What you have to do: Repeat each record exactly as written, and drop any images.

Input records Start Marker

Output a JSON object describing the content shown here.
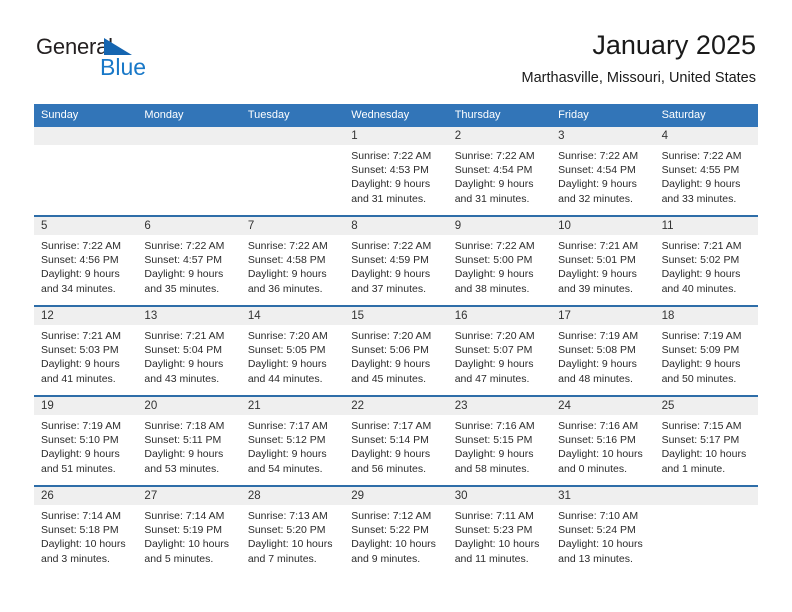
{
  "brand": {
    "name_part1": "General",
    "name_part2": "Blue",
    "triangle_icon": "triangle-icon",
    "accent_color": "#1878c8"
  },
  "header": {
    "title": "January 2025",
    "location": "Marthasville, Missouri, United States",
    "header_bg_color": "#3275b8"
  },
  "weekdays": [
    "Sunday",
    "Monday",
    "Tuesday",
    "Wednesday",
    "Thursday",
    "Friday",
    "Saturday"
  ],
  "weeks": [
    [
      {
        "day": "",
        "empty": true
      },
      {
        "day": "",
        "empty": true
      },
      {
        "day": "",
        "empty": true
      },
      {
        "day": "1",
        "sunrise": "Sunrise: 7:22 AM",
        "sunset": "Sunset: 4:53 PM",
        "daylight1": "Daylight: 9 hours",
        "daylight2": "and 31 minutes."
      },
      {
        "day": "2",
        "sunrise": "Sunrise: 7:22 AM",
        "sunset": "Sunset: 4:54 PM",
        "daylight1": "Daylight: 9 hours",
        "daylight2": "and 31 minutes."
      },
      {
        "day": "3",
        "sunrise": "Sunrise: 7:22 AM",
        "sunset": "Sunset: 4:54 PM",
        "daylight1": "Daylight: 9 hours",
        "daylight2": "and 32 minutes."
      },
      {
        "day": "4",
        "sunrise": "Sunrise: 7:22 AM",
        "sunset": "Sunset: 4:55 PM",
        "daylight1": "Daylight: 9 hours",
        "daylight2": "and 33 minutes."
      }
    ],
    [
      {
        "day": "5",
        "sunrise": "Sunrise: 7:22 AM",
        "sunset": "Sunset: 4:56 PM",
        "daylight1": "Daylight: 9 hours",
        "daylight2": "and 34 minutes."
      },
      {
        "day": "6",
        "sunrise": "Sunrise: 7:22 AM",
        "sunset": "Sunset: 4:57 PM",
        "daylight1": "Daylight: 9 hours",
        "daylight2": "and 35 minutes."
      },
      {
        "day": "7",
        "sunrise": "Sunrise: 7:22 AM",
        "sunset": "Sunset: 4:58 PM",
        "daylight1": "Daylight: 9 hours",
        "daylight2": "and 36 minutes."
      },
      {
        "day": "8",
        "sunrise": "Sunrise: 7:22 AM",
        "sunset": "Sunset: 4:59 PM",
        "daylight1": "Daylight: 9 hours",
        "daylight2": "and 37 minutes."
      },
      {
        "day": "9",
        "sunrise": "Sunrise: 7:22 AM",
        "sunset": "Sunset: 5:00 PM",
        "daylight1": "Daylight: 9 hours",
        "daylight2": "and 38 minutes."
      },
      {
        "day": "10",
        "sunrise": "Sunrise: 7:21 AM",
        "sunset": "Sunset: 5:01 PM",
        "daylight1": "Daylight: 9 hours",
        "daylight2": "and 39 minutes."
      },
      {
        "day": "11",
        "sunrise": "Sunrise: 7:21 AM",
        "sunset": "Sunset: 5:02 PM",
        "daylight1": "Daylight: 9 hours",
        "daylight2": "and 40 minutes."
      }
    ],
    [
      {
        "day": "12",
        "sunrise": "Sunrise: 7:21 AM",
        "sunset": "Sunset: 5:03 PM",
        "daylight1": "Daylight: 9 hours",
        "daylight2": "and 41 minutes."
      },
      {
        "day": "13",
        "sunrise": "Sunrise: 7:21 AM",
        "sunset": "Sunset: 5:04 PM",
        "daylight1": "Daylight: 9 hours",
        "daylight2": "and 43 minutes."
      },
      {
        "day": "14",
        "sunrise": "Sunrise: 7:20 AM",
        "sunset": "Sunset: 5:05 PM",
        "daylight1": "Daylight: 9 hours",
        "daylight2": "and 44 minutes."
      },
      {
        "day": "15",
        "sunrise": "Sunrise: 7:20 AM",
        "sunset": "Sunset: 5:06 PM",
        "daylight1": "Daylight: 9 hours",
        "daylight2": "and 45 minutes."
      },
      {
        "day": "16",
        "sunrise": "Sunrise: 7:20 AM",
        "sunset": "Sunset: 5:07 PM",
        "daylight1": "Daylight: 9 hours",
        "daylight2": "and 47 minutes."
      },
      {
        "day": "17",
        "sunrise": "Sunrise: 7:19 AM",
        "sunset": "Sunset: 5:08 PM",
        "daylight1": "Daylight: 9 hours",
        "daylight2": "and 48 minutes."
      },
      {
        "day": "18",
        "sunrise": "Sunrise: 7:19 AM",
        "sunset": "Sunset: 5:09 PM",
        "daylight1": "Daylight: 9 hours",
        "daylight2": "and 50 minutes."
      }
    ],
    [
      {
        "day": "19",
        "sunrise": "Sunrise: 7:19 AM",
        "sunset": "Sunset: 5:10 PM",
        "daylight1": "Daylight: 9 hours",
        "daylight2": "and 51 minutes."
      },
      {
        "day": "20",
        "sunrise": "Sunrise: 7:18 AM",
        "sunset": "Sunset: 5:11 PM",
        "daylight1": "Daylight: 9 hours",
        "daylight2": "and 53 minutes."
      },
      {
        "day": "21",
        "sunrise": "Sunrise: 7:17 AM",
        "sunset": "Sunset: 5:12 PM",
        "daylight1": "Daylight: 9 hours",
        "daylight2": "and 54 minutes."
      },
      {
        "day": "22",
        "sunrise": "Sunrise: 7:17 AM",
        "sunset": "Sunset: 5:14 PM",
        "daylight1": "Daylight: 9 hours",
        "daylight2": "and 56 minutes."
      },
      {
        "day": "23",
        "sunrise": "Sunrise: 7:16 AM",
        "sunset": "Sunset: 5:15 PM",
        "daylight1": "Daylight: 9 hours",
        "daylight2": "and 58 minutes."
      },
      {
        "day": "24",
        "sunrise": "Sunrise: 7:16 AM",
        "sunset": "Sunset: 5:16 PM",
        "daylight1": "Daylight: 10 hours",
        "daylight2": "and 0 minutes."
      },
      {
        "day": "25",
        "sunrise": "Sunrise: 7:15 AM",
        "sunset": "Sunset: 5:17 PM",
        "daylight1": "Daylight: 10 hours",
        "daylight2": "and 1 minute."
      }
    ],
    [
      {
        "day": "26",
        "sunrise": "Sunrise: 7:14 AM",
        "sunset": "Sunset: 5:18 PM",
        "daylight1": "Daylight: 10 hours",
        "daylight2": "and 3 minutes."
      },
      {
        "day": "27",
        "sunrise": "Sunrise: 7:14 AM",
        "sunset": "Sunset: 5:19 PM",
        "daylight1": "Daylight: 10 hours",
        "daylight2": "and 5 minutes."
      },
      {
        "day": "28",
        "sunrise": "Sunrise: 7:13 AM",
        "sunset": "Sunset: 5:20 PM",
        "daylight1": "Daylight: 10 hours",
        "daylight2": "and 7 minutes."
      },
      {
        "day": "29",
        "sunrise": "Sunrise: 7:12 AM",
        "sunset": "Sunset: 5:22 PM",
        "daylight1": "Daylight: 10 hours",
        "daylight2": "and 9 minutes."
      },
      {
        "day": "30",
        "sunrise": "Sunrise: 7:11 AM",
        "sunset": "Sunset: 5:23 PM",
        "daylight1": "Daylight: 10 hours",
        "daylight2": "and 11 minutes."
      },
      {
        "day": "31",
        "sunrise": "Sunrise: 7:10 AM",
        "sunset": "Sunset: 5:24 PM",
        "daylight1": "Daylight: 10 hours",
        "daylight2": "and 13 minutes."
      },
      {
        "day": "",
        "empty": true
      }
    ]
  ]
}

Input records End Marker

Task output:
Output a JSON object describing the content shown here.
{
  "brand": {
    "name_part1": "General",
    "name_part2": "Blue",
    "triangle_icon": "triangle-icon",
    "accent_color": "#1878c8"
  },
  "header": {
    "title": "January 2025",
    "location": "Marthasville, Missouri, United States",
    "header_bg_color": "#3275b8"
  },
  "weekdays": [
    "Sunday",
    "Monday",
    "Tuesday",
    "Wednesday",
    "Thursday",
    "Friday",
    "Saturday"
  ],
  "weeks": [
    [
      {
        "day": "",
        "empty": true
      },
      {
        "day": "",
        "empty": true
      },
      {
        "day": "",
        "empty": true
      },
      {
        "day": "1",
        "sunrise": "Sunrise: 7:22 AM",
        "sunset": "Sunset: 4:53 PM",
        "daylight1": "Daylight: 9 hours",
        "daylight2": "and 31 minutes."
      },
      {
        "day": "2",
        "sunrise": "Sunrise: 7:22 AM",
        "sunset": "Sunset: 4:54 PM",
        "daylight1": "Daylight: 9 hours",
        "daylight2": "and 31 minutes."
      },
      {
        "day": "3",
        "sunrise": "Sunrise: 7:22 AM",
        "sunset": "Sunset: 4:54 PM",
        "daylight1": "Daylight: 9 hours",
        "daylight2": "and 32 minutes."
      },
      {
        "day": "4",
        "sunrise": "Sunrise: 7:22 AM",
        "sunset": "Sunset: 4:55 PM",
        "daylight1": "Daylight: 9 hours",
        "daylight2": "and 33 minutes."
      }
    ],
    [
      {
        "day": "5",
        "sunrise": "Sunrise: 7:22 AM",
        "sunset": "Sunset: 4:56 PM",
        "daylight1": "Daylight: 9 hours",
        "daylight2": "and 34 minutes."
      },
      {
        "day": "6",
        "sunrise": "Sunrise: 7:22 AM",
        "sunset": "Sunset: 4:57 PM",
        "daylight1": "Daylight: 9 hours",
        "daylight2": "and 35 minutes."
      },
      {
        "day": "7",
        "sunrise": "Sunrise: 7:22 AM",
        "sunset": "Sunset: 4:58 PM",
        "daylight1": "Daylight: 9 hours",
        "daylight2": "and 36 minutes."
      },
      {
        "day": "8",
        "sunrise": "Sunrise: 7:22 AM",
        "sunset": "Sunset: 4:59 PM",
        "daylight1": "Daylight: 9 hours",
        "daylight2": "and 37 minutes."
      },
      {
        "day": "9",
        "sunrise": "Sunrise: 7:22 AM",
        "sunset": "Sunset: 5:00 PM",
        "daylight1": "Daylight: 9 hours",
        "daylight2": "and 38 minutes."
      },
      {
        "day": "10",
        "sunrise": "Sunrise: 7:21 AM",
        "sunset": "Sunset: 5:01 PM",
        "daylight1": "Daylight: 9 hours",
        "daylight2": "and 39 minutes."
      },
      {
        "day": "11",
        "sunrise": "Sunrise: 7:21 AM",
        "sunset": "Sunset: 5:02 PM",
        "daylight1": "Daylight: 9 hours",
        "daylight2": "and 40 minutes."
      }
    ],
    [
      {
        "day": "12",
        "sunrise": "Sunrise: 7:21 AM",
        "sunset": "Sunset: 5:03 PM",
        "daylight1": "Daylight: 9 hours",
        "daylight2": "and 41 minutes."
      },
      {
        "day": "13",
        "sunrise": "Sunrise: 7:21 AM",
        "sunset": "Sunset: 5:04 PM",
        "daylight1": "Daylight: 9 hours",
        "daylight2": "and 43 minutes."
      },
      {
        "day": "14",
        "sunrise": "Sunrise: 7:20 AM",
        "sunset": "Sunset: 5:05 PM",
        "daylight1": "Daylight: 9 hours",
        "daylight2": "and 44 minutes."
      },
      {
        "day": "15",
        "sunrise": "Sunrise: 7:20 AM",
        "sunset": "Sunset: 5:06 PM",
        "daylight1": "Daylight: 9 hours",
        "daylight2": "and 45 minutes."
      },
      {
        "day": "16",
        "sunrise": "Sunrise: 7:20 AM",
        "sunset": "Sunset: 5:07 PM",
        "daylight1": "Daylight: 9 hours",
        "daylight2": "and 47 minutes."
      },
      {
        "day": "17",
        "sunrise": "Sunrise: 7:19 AM",
        "sunset": "Sunset: 5:08 PM",
        "daylight1": "Daylight: 9 hours",
        "daylight2": "and 48 minutes."
      },
      {
        "day": "18",
        "sunrise": "Sunrise: 7:19 AM",
        "sunset": "Sunset: 5:09 PM",
        "daylight1": "Daylight: 9 hours",
        "daylight2": "and 50 minutes."
      }
    ],
    [
      {
        "day": "19",
        "sunrise": "Sunrise: 7:19 AM",
        "sunset": "Sunset: 5:10 PM",
        "daylight1": "Daylight: 9 hours",
        "daylight2": "and 51 minutes."
      },
      {
        "day": "20",
        "sunrise": "Sunrise: 7:18 AM",
        "sunset": "Sunset: 5:11 PM",
        "daylight1": "Daylight: 9 hours",
        "daylight2": "and 53 minutes."
      },
      {
        "day": "21",
        "sunrise": "Sunrise: 7:17 AM",
        "sunset": "Sunset: 5:12 PM",
        "daylight1": "Daylight: 9 hours",
        "daylight2": "and 54 minutes."
      },
      {
        "day": "22",
        "sunrise": "Sunrise: 7:17 AM",
        "sunset": "Sunset: 5:14 PM",
        "daylight1": "Daylight: 9 hours",
        "daylight2": "and 56 minutes."
      },
      {
        "day": "23",
        "sunrise": "Sunrise: 7:16 AM",
        "sunset": "Sunset: 5:15 PM",
        "daylight1": "Daylight: 9 hours",
        "daylight2": "and 58 minutes."
      },
      {
        "day": "24",
        "sunrise": "Sunrise: 7:16 AM",
        "sunset": "Sunset: 5:16 PM",
        "daylight1": "Daylight: 10 hours",
        "daylight2": "and 0 minutes."
      },
      {
        "day": "25",
        "sunrise": "Sunrise: 7:15 AM",
        "sunset": "Sunset: 5:17 PM",
        "daylight1": "Daylight: 10 hours",
        "daylight2": "and 1 minute."
      }
    ],
    [
      {
        "day": "26",
        "sunrise": "Sunrise: 7:14 AM",
        "sunset": "Sunset: 5:18 PM",
        "daylight1": "Daylight: 10 hours",
        "daylight2": "and 3 minutes."
      },
      {
        "day": "27",
        "sunrise": "Sunrise: 7:14 AM",
        "sunset": "Sunset: 5:19 PM",
        "daylight1": "Daylight: 10 hours",
        "daylight2": "and 5 minutes."
      },
      {
        "day": "28",
        "sunrise": "Sunrise: 7:13 AM",
        "sunset": "Sunset: 5:20 PM",
        "daylight1": "Daylight: 10 hours",
        "daylight2": "and 7 minutes."
      },
      {
        "day": "29",
        "sunrise": "Sunrise: 7:12 AM",
        "sunset": "Sunset: 5:22 PM",
        "daylight1": "Daylight: 10 hours",
        "daylight2": "and 9 minutes."
      },
      {
        "day": "30",
        "sunrise": "Sunrise: 7:11 AM",
        "sunset": "Sunset: 5:23 PM",
        "daylight1": "Daylight: 10 hours",
        "daylight2": "and 11 minutes."
      },
      {
        "day": "31",
        "sunrise": "Sunrise: 7:10 AM",
        "sunset": "Sunset: 5:24 PM",
        "daylight1": "Daylight: 10 hours",
        "daylight2": "and 13 minutes."
      },
      {
        "day": "",
        "empty": true
      }
    ]
  ]
}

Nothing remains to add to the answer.